Few love it, many hate it. Just a few steps from the picturesque Shambles, all cobbles and beams, this brutalist tower does seem a little at odds with its surroundings. All that concrete just doesn't seem very York, or so the critics would sniffily tell you.

I used to be one of those sniffilers, turning my nose up at this office block/job centre/car park thing whenever I walked by. And then one day – I don't know why exactly – it struck me. It's beautiful. Stonebow House is an Eliza Doolittle of a building, its common-as-muck appearance hiding so much soul and untapped potential.

No, it doesn't "fit". But so what? All these other historical buildings were erected decades, centuries apart. They didn't fit either. But they endeared themselves to the story of the city, earning their place through some kind of urban-evolutionary architectural selection.

What this dilapidated 1960s modernist clunk needs is the same TLC afforded to so many other buildings around here. In the lower levels, a couple of gig venues deliver some after-hours culture, as if the council have solved a soundproofing problem by burying music under tonnes of concrete. Above ground, it's home to the Job Centre, a couple of small businesses and perpetually empty office space.

It's all a bit sad really.

But it doesn't have to be this way. As with most brutalist architecture, this concrete monolith is a blank canvas. It can stay looking miserable and alone, or it could be … anything.

Look at London's South Bank. Not that long ago, it too was a bleak slab nothingness. And then something changed. It started to make an effort. Shops, restaurants, culture, colour arrived. And people followed. It's not hard to imagine something similar working in York. Turn that plateau car park into an open air performance space, turn the abandoned offices into a much-needed contemporary art gallery, the ground floor units into pop-up shops. All it takes is a developer with vision and a bit of bravery from the council.

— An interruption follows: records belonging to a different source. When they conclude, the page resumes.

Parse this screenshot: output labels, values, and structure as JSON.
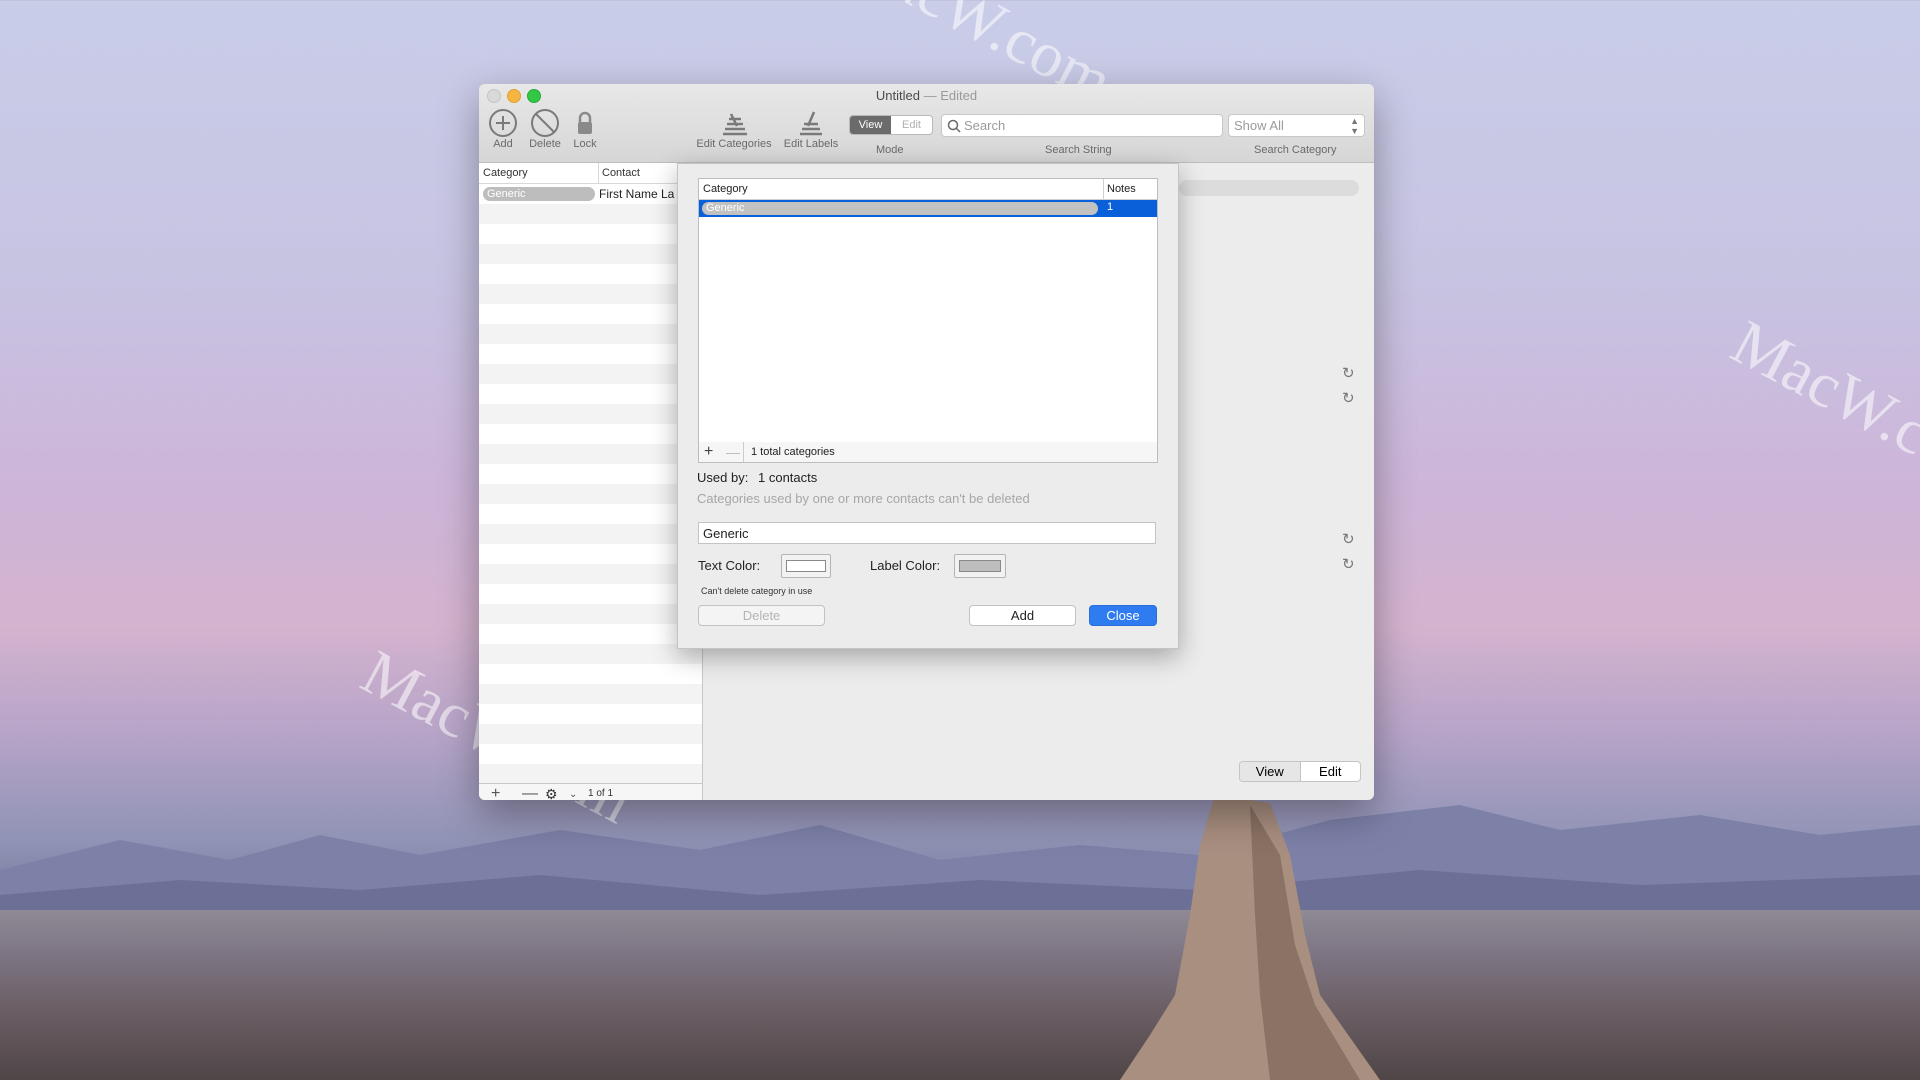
{
  "window": {
    "title": "Untitled",
    "edited_suffix": "— Edited"
  },
  "toolbar": {
    "add_label": "Add",
    "delete_label": "Delete",
    "lock_label": "Lock",
    "edit_categories_label": "Edit Categories",
    "edit_labels_label": "Edit Labels",
    "mode_label": "Mode",
    "mode_view": "View",
    "mode_edit": "Edit",
    "search_placeholder": "Search",
    "search_string_label": "Search String",
    "show_all": "Show All",
    "search_category_label": "Search Category"
  },
  "list": {
    "headers": [
      "Category",
      "Contact"
    ],
    "row": {
      "category": "Generic",
      "contact": "First Name La"
    },
    "count": "1 of 1"
  },
  "dialog": {
    "table_headers": [
      "Category",
      "Notes"
    ],
    "rows": [
      {
        "category": "Generic",
        "notes": "1"
      }
    ],
    "total": "1 total categories",
    "used_by_label": "Used by:",
    "used_by_value": "1 contacts",
    "used_note": "Categories used by one or more contacts can't be deleted",
    "name_value": "Generic",
    "text_color_label": "Text Color:",
    "label_color_label": "Label Color:",
    "cant_delete": "Can't delete category in use",
    "delete_button": "Delete",
    "add_button": "Add",
    "close_button": "Close"
  },
  "bottom_mode": {
    "view": "View",
    "edit": "Edit"
  },
  "watermarks": [
    "MacW.com",
    "MacW.com",
    "MacW.com"
  ],
  "colors": {
    "accent": "#0a60d8",
    "close_button": "#2f7bf0",
    "traffic_red": "#d9d9d9",
    "traffic_yellow": "#f5b541",
    "traffic_green": "#33c748",
    "text_color_swatch": "#ffffff",
    "label_color_swatch": "#bdbdbd"
  }
}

So don't dismiss Stonebow House just yet, no matter how unhappy it looks. It doesn't need to be put out of its misery, it needs to be awoken. Nothing happens here. But so much could. And should.

Originally written as a guest post for Herb Lester Associates.